The municipality of Jahazpur is the administrative seat of a sub-district (tehsil) in provincial Rajasthan. With numerous government offices, and a hospital, Jahazpur is a regional hub for services unavailable in villages. Jahazpur’s bus stand and streets are crammed with shopping opportunities of every kind. Rural and town lives have long intersected commercially in these lively markets. Twenty-first-century Jahazpur culture exists in perpetual engagement with national and transnational flows of goods, images, jobs, news, money, and much more. It is networked both literally and figuratively.
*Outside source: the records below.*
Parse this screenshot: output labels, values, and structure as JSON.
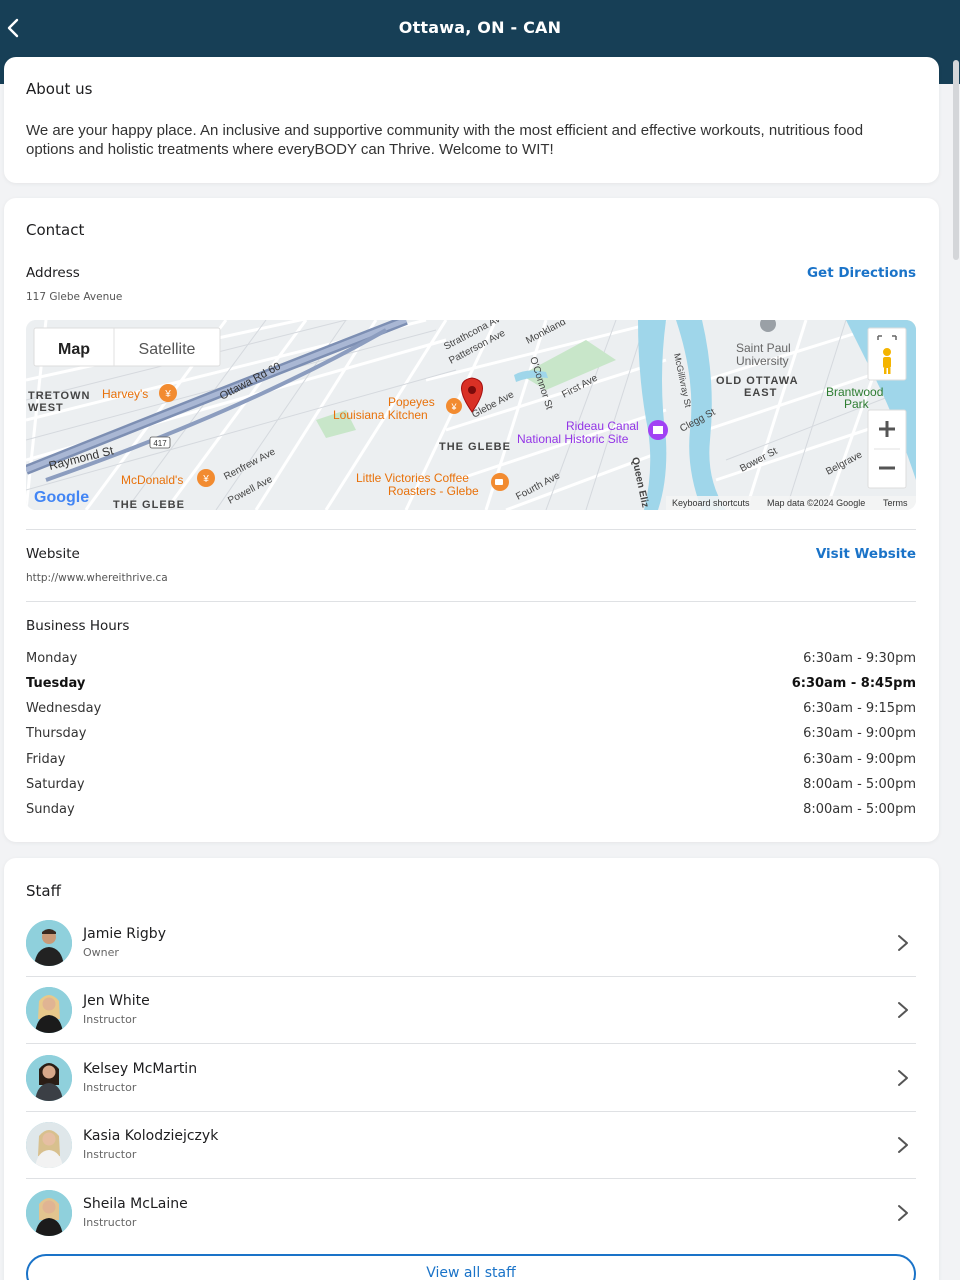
{
  "header": {
    "title": "Ottawa, ON - CAN"
  },
  "about": {
    "title": "About us",
    "text": "We are your happy place. An inclusive and supportive community with the most efficient and effective workouts, nutritious food options and holistic treatments where everyBODY can Thrive. Welcome to WIT!"
  },
  "contact": {
    "title": "Contact",
    "address_label": "Address",
    "address_value": "117 Glebe Avenue",
    "directions_label": "Get Directions",
    "website_label": "Website",
    "website_value": "http://www.whereithrive.ca",
    "visit_label": "Visit Website",
    "hours_label": "Business Hours",
    "hours": [
      {
        "day": "Monday",
        "time": "6:30am - 9:30pm"
      },
      {
        "day": "Tuesday",
        "time": "6:30am - 8:45pm"
      },
      {
        "day": "Wednesday",
        "time": "6:30am - 9:15pm"
      },
      {
        "day": "Thursday",
        "time": "6:30am - 9:00pm"
      },
      {
        "day": "Friday",
        "time": "6:30am - 9:00pm"
      },
      {
        "day": "Saturday",
        "time": "8:00am - 5:00pm"
      },
      {
        "day": "Sunday",
        "time": "8:00am - 5:00pm"
      }
    ],
    "highlighted_day": "Tuesday"
  },
  "map": {
    "tab_map": "Map",
    "tab_satellite": "Satellite",
    "labels": {
      "tretown": "TRETOWN",
      "west": "WEST",
      "harveys": "Harvey's",
      "ottawa_rd": "Ottawa Rd 60",
      "raymond": "Raymond St",
      "hwy": "417",
      "mcdonalds": "McDonald's",
      "renfrew": "Renfrew Ave",
      "powell": "Powell Ave",
      "glebe_bottom": "THE GLEBE",
      "popeyes_1": "Popeyes",
      "popeyes_2": "Louisiana Kitchen",
      "strathcona": "Strathcona Av",
      "patterson": "Patterson Ave",
      "monkland": "Monkland",
      "glebe_ave": "Glebe Ave",
      "oconnor": "O'Connor St",
      "first_ave": "First Ave",
      "the_glebe": "THE GLEBE",
      "rideau_1": "Rideau Canal",
      "rideau_2": "National Historic Site",
      "lv_1": "Little Victories Coffee",
      "lv_2": "Roasters - Glebe",
      "fourth": "Fourth Ave",
      "queen": "Queen Eliz",
      "mcgillivray": "McGillivray St",
      "clegg": "Clegg St",
      "saint_paul_1": "Saint Paul",
      "saint_paul_2": "University",
      "old_ottawa_1": "OLD OTTAWA",
      "old_ottawa_2": "EAST",
      "brantwood_1": "Brantwood",
      "brantwood_2": "Park",
      "bower": "Bower St",
      "belgrave": "Belgrave",
      "google": "Google",
      "shortcuts": "Keyboard shortcuts",
      "mapdata": "Map data ©2024 Google",
      "terms": "Terms"
    }
  },
  "staff": {
    "title": "Staff",
    "members": [
      {
        "name": "Jamie Rigby",
        "role": "Owner"
      },
      {
        "name": "Jen White",
        "role": "Instructor"
      },
      {
        "name": "Kelsey McMartin",
        "role": "Instructor"
      },
      {
        "name": "Kasia Kolodziejczyk",
        "role": "Instructor"
      },
      {
        "name": "Sheila McLaine",
        "role": "Instructor"
      }
    ],
    "view_all_label": "View all staff"
  },
  "colors": {
    "header_bg": "#173f56",
    "link": "#1a73c8",
    "map_pin": "#d93025",
    "water": "#9fd6ea"
  }
}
Yet Jahazpur is undeniably and self-consciously a ‘provincial’ place: mofussil, or – as local people are much more likely to say, using the English words – a ‘backward area’. I lived in Jahazpur from early August 2010 through the middle of June 2011.
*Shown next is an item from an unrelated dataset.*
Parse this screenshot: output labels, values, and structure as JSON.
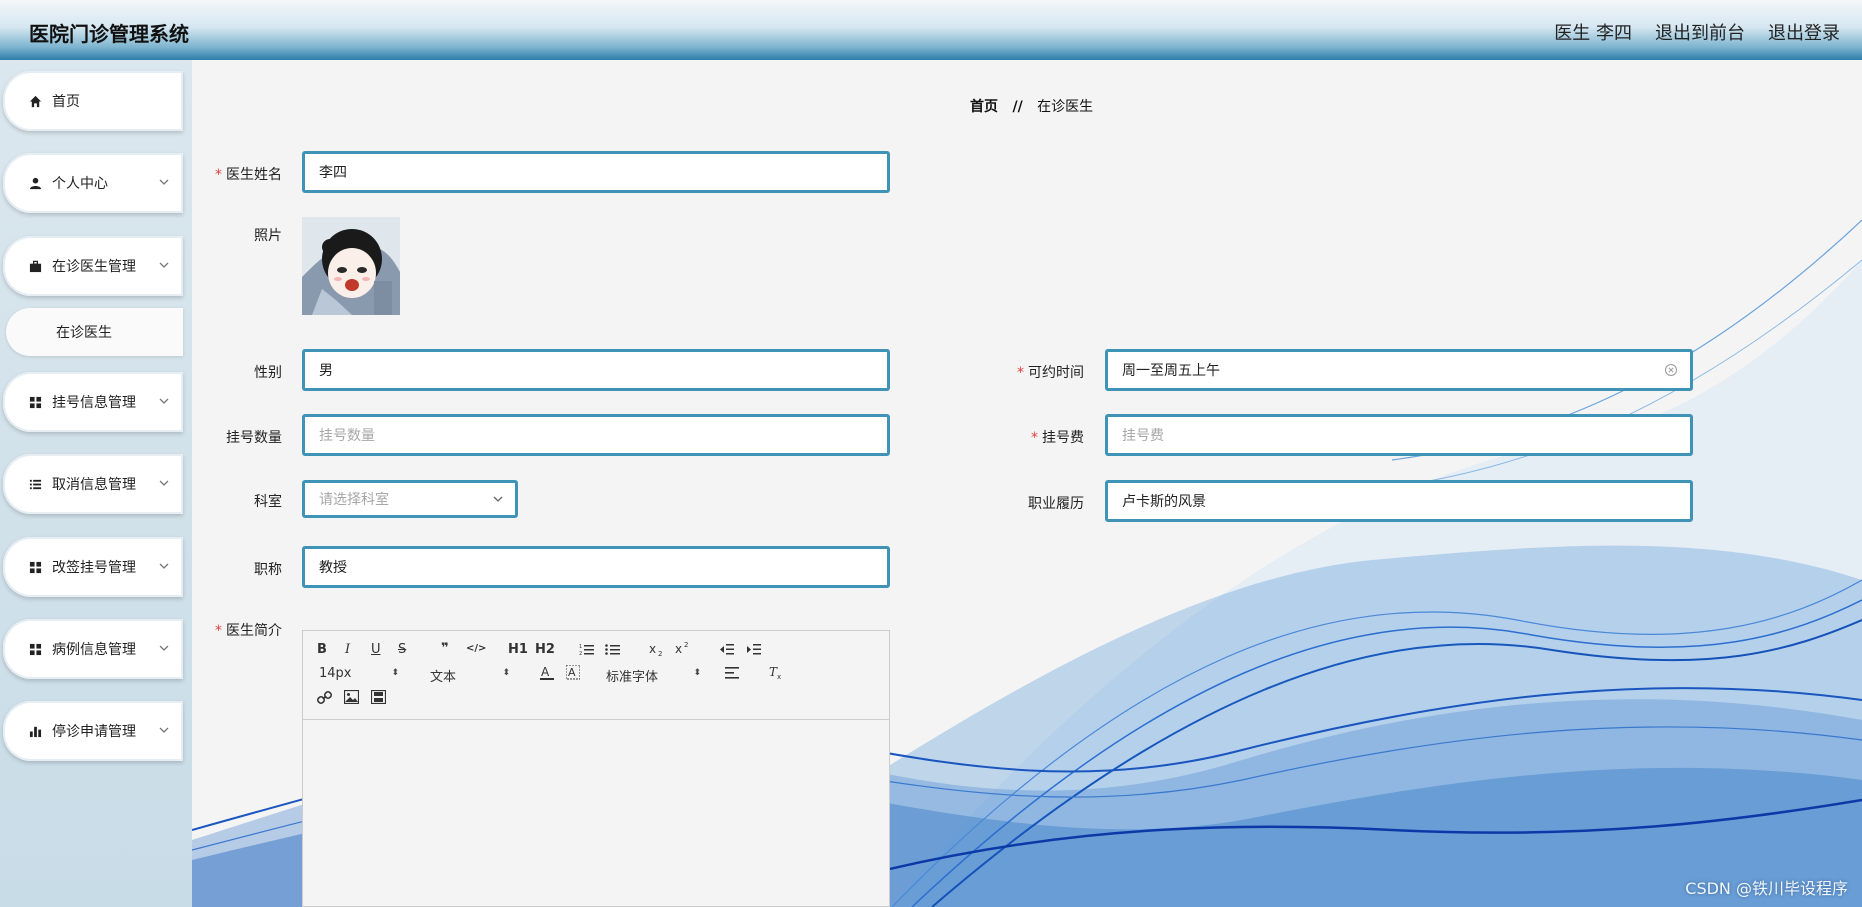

My fieldwork methods combined traditional participant observation with unstructured interviews. I worked in close association with Bhoju Ram Gujar, a government school headmaster with whom I have done collaborative ethnographic research since 1980; throughout the text I refer to him as Bhoju. Other real names are not disclosed here. Five sections follow. I first describe Jahazpur, a qasba or market town, and characterize its non-rural, non-urban nature. Next I introduce two useful definitions of, and approaches to, pluralism that will inform this chapter’s third segment: an ethnographic account of six festivals. A fourth section briefly treats dramatic and traumatic recollected ruptures in Jahazpur’s peaceful society. In closing, I offer some simple observations of everyday commonalities and mutually cordial recognitions among the town’s distinct communities, suggesting that these provide habitual foundations for ordinary pluralism as the fabric of civic life.